EXERCISE — For each line below that holds the word "NSURLSessionConfiguration", make a copy.

────────────────

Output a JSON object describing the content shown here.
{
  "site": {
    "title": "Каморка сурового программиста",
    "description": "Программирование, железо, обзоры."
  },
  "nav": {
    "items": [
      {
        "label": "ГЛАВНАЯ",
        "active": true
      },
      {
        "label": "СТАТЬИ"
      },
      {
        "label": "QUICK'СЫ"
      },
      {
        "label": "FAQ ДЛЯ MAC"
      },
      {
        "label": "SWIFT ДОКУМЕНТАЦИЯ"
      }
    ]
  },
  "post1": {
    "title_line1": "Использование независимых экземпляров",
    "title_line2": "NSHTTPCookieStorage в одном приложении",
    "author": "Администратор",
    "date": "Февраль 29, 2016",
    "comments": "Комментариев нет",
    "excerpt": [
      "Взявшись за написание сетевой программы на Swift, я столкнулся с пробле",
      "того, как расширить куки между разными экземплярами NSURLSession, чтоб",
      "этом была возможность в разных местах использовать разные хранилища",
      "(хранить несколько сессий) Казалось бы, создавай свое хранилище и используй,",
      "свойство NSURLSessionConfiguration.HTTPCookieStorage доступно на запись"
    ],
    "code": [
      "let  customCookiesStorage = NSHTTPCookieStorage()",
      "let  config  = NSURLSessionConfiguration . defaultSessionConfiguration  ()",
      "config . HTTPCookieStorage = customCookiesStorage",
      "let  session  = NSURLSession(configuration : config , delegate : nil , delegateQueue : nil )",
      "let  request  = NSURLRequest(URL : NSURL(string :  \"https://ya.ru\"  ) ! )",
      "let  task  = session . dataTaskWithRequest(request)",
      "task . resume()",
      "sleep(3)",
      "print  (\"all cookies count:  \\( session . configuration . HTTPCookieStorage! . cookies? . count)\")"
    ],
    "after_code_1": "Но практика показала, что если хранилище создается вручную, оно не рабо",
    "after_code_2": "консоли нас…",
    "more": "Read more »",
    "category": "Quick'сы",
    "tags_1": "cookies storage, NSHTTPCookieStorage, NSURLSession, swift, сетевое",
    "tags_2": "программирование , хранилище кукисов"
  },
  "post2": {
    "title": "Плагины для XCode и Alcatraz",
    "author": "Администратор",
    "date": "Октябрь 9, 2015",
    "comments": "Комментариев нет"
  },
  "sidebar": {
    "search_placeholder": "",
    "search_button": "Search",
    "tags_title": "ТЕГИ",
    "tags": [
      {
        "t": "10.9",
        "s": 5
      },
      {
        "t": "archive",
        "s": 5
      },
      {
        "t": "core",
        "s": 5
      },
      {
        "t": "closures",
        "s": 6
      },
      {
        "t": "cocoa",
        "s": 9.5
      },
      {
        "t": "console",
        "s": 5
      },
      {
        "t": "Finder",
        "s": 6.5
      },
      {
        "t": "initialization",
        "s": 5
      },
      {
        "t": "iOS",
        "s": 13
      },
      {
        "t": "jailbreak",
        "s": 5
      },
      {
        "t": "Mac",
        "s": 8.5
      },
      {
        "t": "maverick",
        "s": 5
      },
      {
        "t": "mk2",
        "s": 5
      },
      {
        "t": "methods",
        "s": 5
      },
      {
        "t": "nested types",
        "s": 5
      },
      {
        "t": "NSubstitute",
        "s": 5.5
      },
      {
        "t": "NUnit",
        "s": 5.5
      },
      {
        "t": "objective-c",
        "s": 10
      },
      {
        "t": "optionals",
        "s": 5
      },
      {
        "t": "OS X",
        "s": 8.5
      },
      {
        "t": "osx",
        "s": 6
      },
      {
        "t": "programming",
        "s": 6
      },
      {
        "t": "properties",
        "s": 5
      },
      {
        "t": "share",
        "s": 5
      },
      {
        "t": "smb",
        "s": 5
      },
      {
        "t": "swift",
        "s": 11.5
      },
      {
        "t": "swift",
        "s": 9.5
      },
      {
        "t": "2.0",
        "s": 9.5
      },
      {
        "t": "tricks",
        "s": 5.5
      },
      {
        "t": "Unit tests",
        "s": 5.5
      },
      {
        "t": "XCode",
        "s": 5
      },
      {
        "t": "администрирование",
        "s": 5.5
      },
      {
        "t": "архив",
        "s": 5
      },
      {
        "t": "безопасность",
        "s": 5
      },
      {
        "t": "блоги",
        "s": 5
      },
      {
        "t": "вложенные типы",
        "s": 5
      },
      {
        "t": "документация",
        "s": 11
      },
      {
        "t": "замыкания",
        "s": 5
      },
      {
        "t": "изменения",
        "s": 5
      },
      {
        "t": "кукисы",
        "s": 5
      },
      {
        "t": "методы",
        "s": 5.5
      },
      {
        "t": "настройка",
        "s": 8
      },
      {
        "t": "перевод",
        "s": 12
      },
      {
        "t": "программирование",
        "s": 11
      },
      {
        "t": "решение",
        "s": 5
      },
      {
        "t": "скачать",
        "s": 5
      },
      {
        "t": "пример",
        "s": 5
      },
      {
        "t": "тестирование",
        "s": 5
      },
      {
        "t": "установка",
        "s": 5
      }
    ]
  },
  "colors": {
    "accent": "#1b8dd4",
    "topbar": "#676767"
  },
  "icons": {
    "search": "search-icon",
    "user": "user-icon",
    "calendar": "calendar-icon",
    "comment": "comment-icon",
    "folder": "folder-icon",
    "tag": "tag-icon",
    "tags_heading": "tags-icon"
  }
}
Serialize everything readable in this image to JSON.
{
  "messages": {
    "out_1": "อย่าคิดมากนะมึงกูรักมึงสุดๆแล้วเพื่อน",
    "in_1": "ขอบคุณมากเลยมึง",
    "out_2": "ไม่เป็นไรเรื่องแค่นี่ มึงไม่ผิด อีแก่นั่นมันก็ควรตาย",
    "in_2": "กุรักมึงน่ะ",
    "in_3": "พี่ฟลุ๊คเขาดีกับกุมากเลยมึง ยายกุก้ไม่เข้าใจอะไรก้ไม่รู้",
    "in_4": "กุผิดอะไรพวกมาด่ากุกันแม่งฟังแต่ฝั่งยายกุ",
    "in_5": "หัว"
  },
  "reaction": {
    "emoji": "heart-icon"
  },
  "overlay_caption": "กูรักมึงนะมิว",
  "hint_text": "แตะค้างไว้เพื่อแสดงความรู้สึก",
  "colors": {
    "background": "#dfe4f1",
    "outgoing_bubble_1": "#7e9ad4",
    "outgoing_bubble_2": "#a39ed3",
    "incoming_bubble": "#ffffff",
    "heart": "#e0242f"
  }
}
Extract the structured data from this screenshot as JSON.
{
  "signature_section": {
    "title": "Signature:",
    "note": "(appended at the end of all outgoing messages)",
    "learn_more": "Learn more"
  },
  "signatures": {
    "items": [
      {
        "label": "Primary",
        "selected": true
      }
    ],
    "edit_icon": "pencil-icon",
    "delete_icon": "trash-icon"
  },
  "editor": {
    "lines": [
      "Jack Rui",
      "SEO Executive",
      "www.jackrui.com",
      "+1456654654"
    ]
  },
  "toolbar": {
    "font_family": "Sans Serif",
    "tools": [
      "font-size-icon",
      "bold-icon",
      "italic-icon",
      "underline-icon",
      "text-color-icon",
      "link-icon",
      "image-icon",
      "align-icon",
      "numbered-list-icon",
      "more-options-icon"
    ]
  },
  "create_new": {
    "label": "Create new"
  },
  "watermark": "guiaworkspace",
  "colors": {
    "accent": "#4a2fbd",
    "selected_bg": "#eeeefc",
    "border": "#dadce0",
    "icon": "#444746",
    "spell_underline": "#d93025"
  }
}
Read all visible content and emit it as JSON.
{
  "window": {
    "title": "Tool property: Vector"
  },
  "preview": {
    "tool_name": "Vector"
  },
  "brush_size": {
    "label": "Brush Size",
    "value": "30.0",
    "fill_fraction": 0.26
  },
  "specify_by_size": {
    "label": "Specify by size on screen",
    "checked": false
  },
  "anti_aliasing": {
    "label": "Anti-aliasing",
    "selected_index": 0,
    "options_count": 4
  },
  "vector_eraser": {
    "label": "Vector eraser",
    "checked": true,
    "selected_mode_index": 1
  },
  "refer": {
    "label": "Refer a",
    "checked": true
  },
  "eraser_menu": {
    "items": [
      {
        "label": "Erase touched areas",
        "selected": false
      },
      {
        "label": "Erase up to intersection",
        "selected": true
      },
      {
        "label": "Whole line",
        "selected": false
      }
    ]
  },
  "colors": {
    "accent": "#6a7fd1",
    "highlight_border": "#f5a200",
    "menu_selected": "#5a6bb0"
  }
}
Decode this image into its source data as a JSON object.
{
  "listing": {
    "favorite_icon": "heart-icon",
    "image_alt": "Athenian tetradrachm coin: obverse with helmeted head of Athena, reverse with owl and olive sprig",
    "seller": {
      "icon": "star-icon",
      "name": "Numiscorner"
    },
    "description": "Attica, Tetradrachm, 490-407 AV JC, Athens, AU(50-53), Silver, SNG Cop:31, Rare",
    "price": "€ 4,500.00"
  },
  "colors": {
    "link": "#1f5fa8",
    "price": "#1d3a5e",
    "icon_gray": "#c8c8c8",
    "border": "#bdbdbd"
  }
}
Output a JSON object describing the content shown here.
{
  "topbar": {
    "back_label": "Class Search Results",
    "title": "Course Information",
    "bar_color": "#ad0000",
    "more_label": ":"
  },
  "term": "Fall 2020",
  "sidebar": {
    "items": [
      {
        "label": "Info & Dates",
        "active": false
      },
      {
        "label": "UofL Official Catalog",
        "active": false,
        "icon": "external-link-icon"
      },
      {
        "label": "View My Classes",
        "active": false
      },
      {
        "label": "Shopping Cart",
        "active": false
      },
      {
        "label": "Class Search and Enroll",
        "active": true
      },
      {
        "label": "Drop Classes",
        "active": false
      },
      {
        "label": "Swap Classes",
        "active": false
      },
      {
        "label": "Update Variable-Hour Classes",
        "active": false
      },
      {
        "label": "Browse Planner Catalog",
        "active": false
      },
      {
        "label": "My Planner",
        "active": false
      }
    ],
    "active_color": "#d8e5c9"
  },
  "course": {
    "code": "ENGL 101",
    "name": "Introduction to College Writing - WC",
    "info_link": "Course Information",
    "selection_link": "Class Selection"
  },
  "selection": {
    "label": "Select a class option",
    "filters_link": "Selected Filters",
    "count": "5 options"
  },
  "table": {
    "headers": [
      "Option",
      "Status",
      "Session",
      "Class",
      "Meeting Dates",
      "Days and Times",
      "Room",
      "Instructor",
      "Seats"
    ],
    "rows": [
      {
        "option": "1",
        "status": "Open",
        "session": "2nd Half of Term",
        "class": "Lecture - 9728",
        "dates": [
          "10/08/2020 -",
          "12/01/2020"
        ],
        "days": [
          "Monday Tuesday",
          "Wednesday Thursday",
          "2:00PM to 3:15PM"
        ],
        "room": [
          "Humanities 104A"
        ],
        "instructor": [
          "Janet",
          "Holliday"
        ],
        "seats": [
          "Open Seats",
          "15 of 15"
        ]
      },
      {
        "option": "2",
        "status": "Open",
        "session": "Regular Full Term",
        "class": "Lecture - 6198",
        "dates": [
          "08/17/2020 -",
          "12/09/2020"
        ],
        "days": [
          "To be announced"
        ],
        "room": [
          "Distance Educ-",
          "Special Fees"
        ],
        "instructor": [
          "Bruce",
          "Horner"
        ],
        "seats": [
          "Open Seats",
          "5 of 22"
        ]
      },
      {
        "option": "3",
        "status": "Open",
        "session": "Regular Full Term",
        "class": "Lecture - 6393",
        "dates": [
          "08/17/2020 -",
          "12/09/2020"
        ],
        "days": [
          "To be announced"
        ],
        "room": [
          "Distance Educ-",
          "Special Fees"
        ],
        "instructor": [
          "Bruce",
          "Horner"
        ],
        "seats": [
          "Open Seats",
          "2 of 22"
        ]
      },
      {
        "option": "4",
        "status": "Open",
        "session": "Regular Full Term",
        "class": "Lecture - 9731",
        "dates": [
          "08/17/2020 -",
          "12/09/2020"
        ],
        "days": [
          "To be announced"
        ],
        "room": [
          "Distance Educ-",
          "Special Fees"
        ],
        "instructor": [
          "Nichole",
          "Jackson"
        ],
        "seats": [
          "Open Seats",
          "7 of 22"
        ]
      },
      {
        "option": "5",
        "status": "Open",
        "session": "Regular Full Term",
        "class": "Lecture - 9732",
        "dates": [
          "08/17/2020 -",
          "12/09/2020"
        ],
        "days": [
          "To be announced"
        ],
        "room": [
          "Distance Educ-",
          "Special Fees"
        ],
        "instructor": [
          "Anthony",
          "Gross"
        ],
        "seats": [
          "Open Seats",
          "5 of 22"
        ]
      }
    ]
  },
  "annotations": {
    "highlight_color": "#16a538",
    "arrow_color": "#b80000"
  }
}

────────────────

RESPONSE TO THE TASK —
      "свойство NSURLSessionConfiguration.HTTPCookieStorage доступно на запись"
      "let  config  = NSURLSessionConfiguration . defaultSessionConfiguration  ()",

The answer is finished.